In-depth MES and IIoT training – one key to our success?

How do you evolve an MES and IIoT consulting firm into an industry leader? Is it by:

  1. Delivering innovative solutions that place our manufacturing customers on the path to becoming industry leaders?
  2. Maintaining a wealth of manufacturing/MES/IIoT knowledge that provides ongoing value to our customers?
  3. Building an environment that allows people to be challenged, creative, valued, and safe?

You guessed it – all of the above.

In a consulting business, everything revolves around people. Unlike our clients, we have no machinery to leverage. Our road to success lies through helping each other, individually and collectively, to thrive and shine.

So we don’t leave culture or personal development to happenstance. The bootcamp training program I’ll be talking about today is one of a set of initiatives we’ve been working on for years.

My journey to bootcamp

When the bootcamp initiative started, I was asked to take on a significant training role.  After conducting several training sessions for our new hires, I found I really enjoyed it. While I’d also enjoyed the excitement and challenges of my career as a senior consultant, helping to deliver MES and IIoT solutions to forward-thinking manufacturers, the training role offered a brand-new area for growth.

When it became evident that a permanent Training Manager was needed, I already knew I took great satisfaction in helping recruits reach their full potential and set out on the right path. I also saw great potential in the program helping our company grow internally, and serving as a unique training resource to manufacturers worldwide. I expressed interest in this new position and feel fortunate to have been given the opportunity.

The Factora journey to bootcamp

Maybe you missed our first post on our then brand-new bootcamp, in May 2018? To re-cap, we had 3 primary reasons for the bootcamp initiative:

  • Scalability: We’re couldn’t train fast enough to keep up with our pace of growth
  • Resource issues: Mentor-style training drew too heavily on our senior consultants
  • Greater structure: We wanted training to cover every aspect of what we do, providing new hires with a strong foundation to build on

The bootcamp initiative was a success from day one.
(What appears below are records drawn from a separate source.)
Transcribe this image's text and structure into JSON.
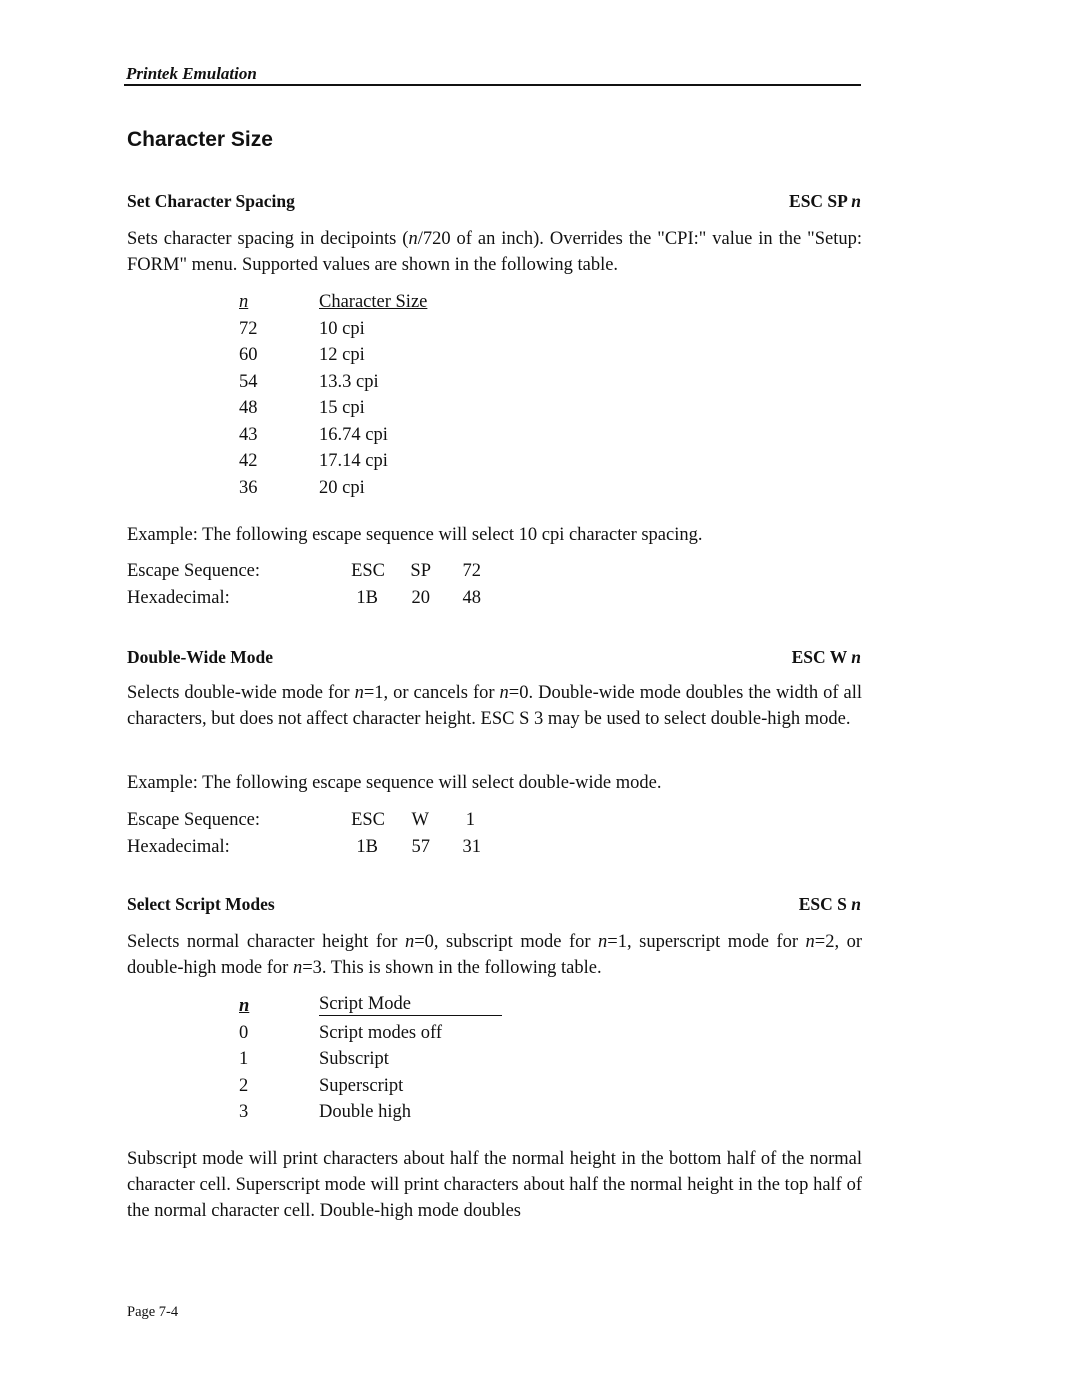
{
  "header": {
    "title": "Printek Emulation"
  },
  "section_title": "Character Size",
  "sections": [
    {
      "heading": "Set Character Spacing",
      "code_prefix": "ESC SP ",
      "code_param": "n",
      "description": [
        {
          "t": "Sets character spacing in decipoints ("
        },
        {
          "t": "n",
          "i": true
        },
        {
          "t": "/720 of an inch).  Overrides the \"CPI:\" value in the \"Setup: FORM\" menu.  Supported values are shown in the following table."
        }
      ],
      "table": {
        "headers": [
          "n",
          "Character Size"
        ],
        "rows": [
          [
            "72",
            "10 cpi"
          ],
          [
            "60",
            "12 cpi"
          ],
          [
            "54",
            "13.3 cpi"
          ],
          [
            "48",
            "15 cpi"
          ],
          [
            "43",
            "16.74 cpi"
          ],
          [
            "42",
            "17.14 cpi"
          ],
          [
            "36",
            "20 cpi"
          ]
        ]
      },
      "example": "Example:  The following escape sequence will select 10 cpi character spacing.",
      "sequence": {
        "escape_label": "Escape Sequence:",
        "escape_values": [
          "ESC",
          "SP",
          "72"
        ],
        "hex_label": "Hexadecimal:",
        "hex_values": [
          "1B",
          "20",
          "48"
        ]
      }
    },
    {
      "heading": "Double-Wide Mode",
      "code_prefix": "ESC W ",
      "code_param": "n",
      "description": [
        {
          "t": "Selects double-wide mode for "
        },
        {
          "t": "n",
          "i": true
        },
        {
          "t": "=1, or cancels for "
        },
        {
          "t": "n",
          "i": true
        },
        {
          "t": "=0.  Double-wide mode doubles the width of all characters, but does not affect character height.  ESC S 3 may be used to select double-high mode."
        }
      ],
      "example": "Example:  The following escape sequence will select double-wide mode.",
      "sequence": {
        "escape_label": "Escape Sequence:",
        "escape_values": [
          "ESC",
          "W",
          "1"
        ],
        "hex_label": "Hexadecimal:",
        "hex_values": [
          "1B",
          "57",
          "31"
        ]
      }
    },
    {
      "heading": "Select Script Modes",
      "code_prefix": "ESC S ",
      "code_param": "n",
      "description": [
        {
          "t": "Selects normal character height for "
        },
        {
          "t": "n",
          "i": true
        },
        {
          "t": "=0, subscript mode for "
        },
        {
          "t": "n",
          "i": true
        },
        {
          "t": "=1, superscript mode for "
        },
        {
          "t": "n",
          "i": true
        },
        {
          "t": "=2, or double-high mode for "
        },
        {
          "t": "n",
          "i": true
        },
        {
          "t": "=3.  This is shown in the following table."
        }
      ],
      "table": {
        "headers": [
          "n",
          "Script Mode"
        ],
        "rows": [
          [
            "0",
            "Script modes off"
          ],
          [
            "1",
            "Subscript"
          ],
          [
            "2",
            "Superscript"
          ],
          [
            "3",
            "Double high"
          ]
        ]
      },
      "closing": "Subscript mode will print characters about half the normal height in the bottom half of the normal character cell.  Superscript mode will print characters about half the normal height in the top half of the normal character cell.  Double-high mode doubles"
    }
  ],
  "footer": {
    "page": "Page 7-4"
  }
}
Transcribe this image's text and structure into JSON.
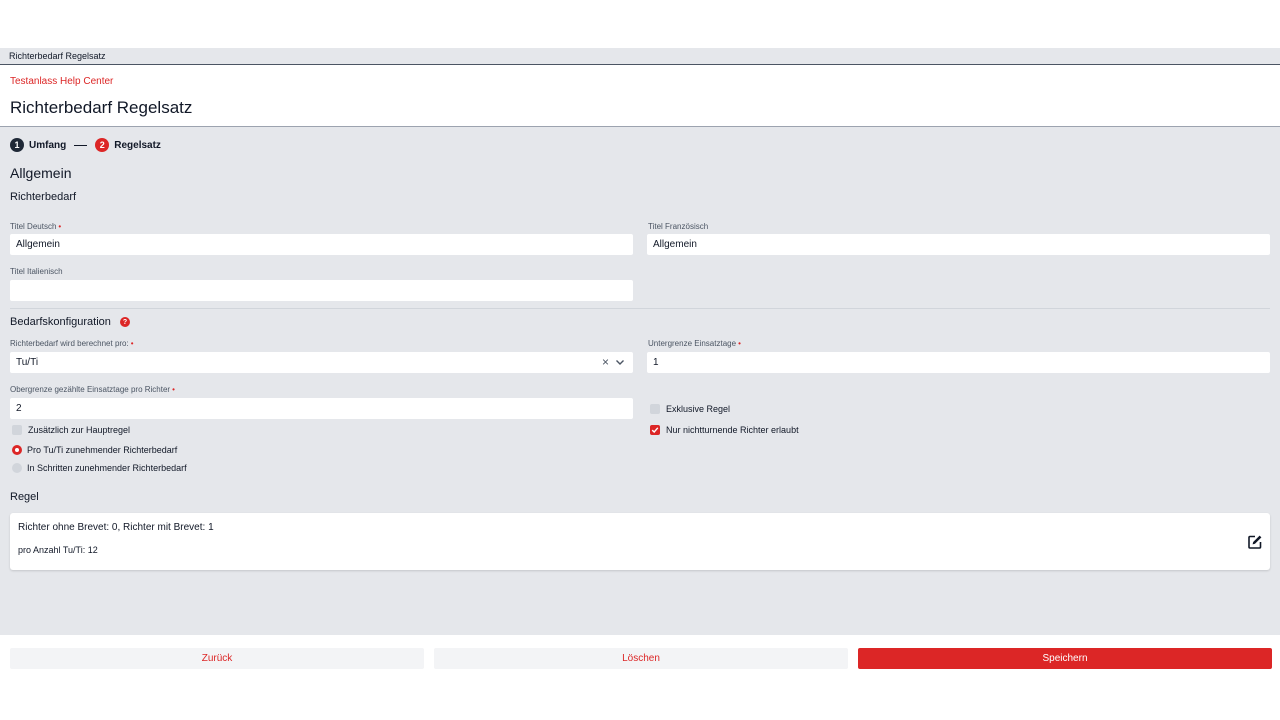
{
  "tabbar": {
    "label": "Richterbedarf Regelsatz"
  },
  "header": {
    "breadcrumb": "Testanlass Help Center",
    "title": "Richterbedarf Regelsatz"
  },
  "stepper": {
    "steps": [
      {
        "number": "1",
        "label": "Umfang",
        "state": "done"
      },
      {
        "number": "2",
        "label": "Regelsatz",
        "state": "active"
      }
    ],
    "separator": "—"
  },
  "section": {
    "title": "Allgemein",
    "subtitle": "Richterbedarf"
  },
  "titles": {
    "de": {
      "label": "Titel Deutsch",
      "value": "Allgemein",
      "required": "•"
    },
    "fr": {
      "label": "Titel Französisch",
      "value": "Allgemein"
    },
    "it": {
      "label": "Titel Italienisch",
      "value": ""
    }
  },
  "config": {
    "title": "Bedarfskonfiguration",
    "help": "?",
    "calc_per": {
      "label": "Richterbedarf wird berechnet pro:",
      "required": "•",
      "value": "Tu/Ti",
      "clear": "×",
      "chevron": "⌄"
    },
    "lower_limit": {
      "label": "Untergrenze Einsatztage",
      "required": "•",
      "value": "1"
    },
    "upper_limit": {
      "label": "Obergrenze gezählte Einsatztage pro Richter",
      "required": "•",
      "value": "2"
    },
    "exclusive": {
      "label": "Exklusive Regel",
      "checked": false
    },
    "additional": {
      "label": "Zusätzlich zur Hauptregel",
      "checked": false
    },
    "non_gymnast_only": {
      "label": "Nur nichtturnende Richter erlaubt",
      "checked": true
    },
    "radio_per": {
      "label": "Pro Tu/Ti zunehmender Richterbedarf",
      "checked": true
    },
    "radio_steps": {
      "label": "In Schritten zunehmender Richterbedarf",
      "checked": false
    }
  },
  "rule": {
    "title": "Regel",
    "line1": "Richter ohne Brevet: 0, Richter mit Brevet: 1",
    "line2": "pro Anzahl Tu/Ti: 12",
    "edit_icon": "edit-icon"
  },
  "footer": {
    "back": "Zurück",
    "delete": "Löschen",
    "save": "Speichern"
  },
  "colors": {
    "accent": "#dc2626",
    "background": "#e5e7eb",
    "dark": "#1f2937"
  }
}
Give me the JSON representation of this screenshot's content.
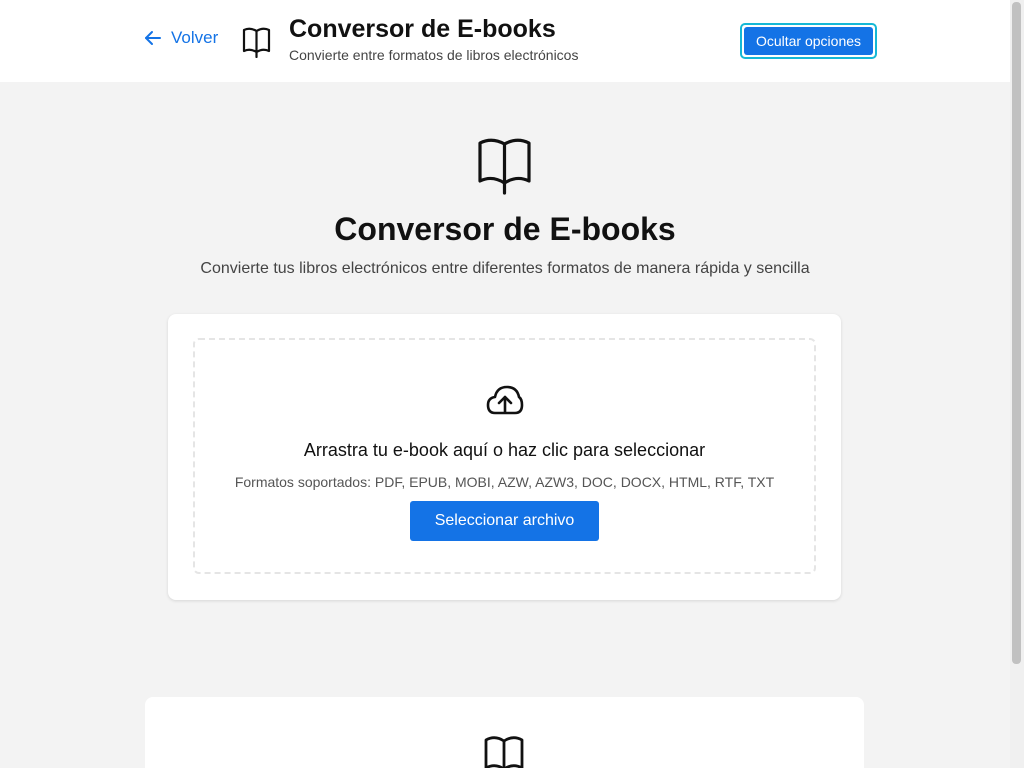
{
  "header": {
    "back_label": "Volver",
    "title": "Conversor de E-books",
    "subtitle": "Convierte entre formatos de libros electrónicos",
    "options_button": "Ocultar opciones"
  },
  "hero": {
    "title": "Conversor de E-books",
    "subtitle": "Convierte tus libros electrónicos entre diferentes formatos de manera rápida y sencilla",
    "icon": "book-open-icon"
  },
  "upload": {
    "icon": "cloud-upload-icon",
    "drop_text": "Arrastra tu e-book aquí o haz clic para seleccionar",
    "formats_text": "Formatos soportados: PDF, EPUB, MOBI, AZW, AZW3, DOC, DOCX, HTML, RTF, TXT",
    "select_button": "Seleccionar archivo"
  },
  "colors": {
    "accent": "#1473e6",
    "focus_ring": "#15b8d6",
    "background": "#f3f3f3"
  }
}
Graduates were able to contribute much more quickly to MES and IIoT implementation projects than new hires prior to bootcamp.

Practical MES and IIoT training by real-world practitioners

Our bootcamp is four months of real-world MES and IIoT training, delivered by real-world practitioners and SMEs from our US, Canadian, and remote offices.  While the Factora investment is substantial, the rewards include:

  • An ongoing supply of new resources who are ready to contribute to projects and solutions in 4 months as opposed to 1 year or more
  • Customers who appreciate the quality of knowledge and work of all involved
  • An employee who feels a sense of value and purpose from day one.

What do trainees learn at bootcamp?

Our bootcamp starts with technical training, covering:

  • What is MES? What benefits does it provide to manufacturers?
  • Where does the data come from? (We review common production data sources such as PLCs DCS HMIs, etc.)
  • How does data flow from the source to user? We dive into data transfer:
    • PLC -> OPC -> Historian -> MES Applications -> Visualization solutions
  • Implementing all aspects of an MES solution, such as GE Plant Applications
  • How to develop a visualization solution using IIoT platforms such as PTC’s ThingWorx

About 6 weeks in, this acquired knowledge is put to the test. Trainees start an internal MES/IIoT project that mimics a real-world customer project.

Each trainee has to create a functional design specification and a technical design specification. They build their solution using GE’s Historian, GE’s Plant Applications, and PTC’s ThingWorx.  Part of this project is independent, part collaborative (in the following blog, Aaron Perrault, a recent bootcamp graduate, will talk about his personal experience).

We also dive into personal skills and principles of good business. This includes leadership, code of conduct, ethics, compliance, time management, effective presentations, and good teamwork.

The growth that can be achieved by our new hires in just a handful of (intense, carefully planned) months is quite remarkable and is a major factor in what makes my role so rewarding. Between the technical and business skills acquired through the bootcamp process, and the introduction to Factora’s culture, bootcamp graduates gain the skillsets necessary to become successful and valuable team members. Great for personal growth, great for company growth.

Word gets out; clients want in

Our bootcamp’s goal was to ramp up our internal training capability.

However, many of our customers heard about our bootcamp training process and chose to send their people through our training program (one of the reasons I suspect that our offer of practical MES / IIoT training may be unique worldwide).  To date, we have conducted many customer-focused training sessions.

My goal as Factora Training Manager

My goal? For Factora to become known as the worldwide leader in practical MES and IIoT training, bringing real-world implementation experience into the classroom.

At Factora we frequently label ourselves as word-class MES / IIoT solution providers who make the impossible seem routine. Which means that what we are really all about – as our CEO Barry Lynch likes to say – is people.

In my new role, I’m responsible for ensuring Factora keeps building the best people in the business. I welcome the challenge!

Our next blog post will be by a recent bootcamp graduate, Aaron Perreault. Please bookmark and come back in 2 weeks to hear about the Factora boot camp experience from a trainee perspective.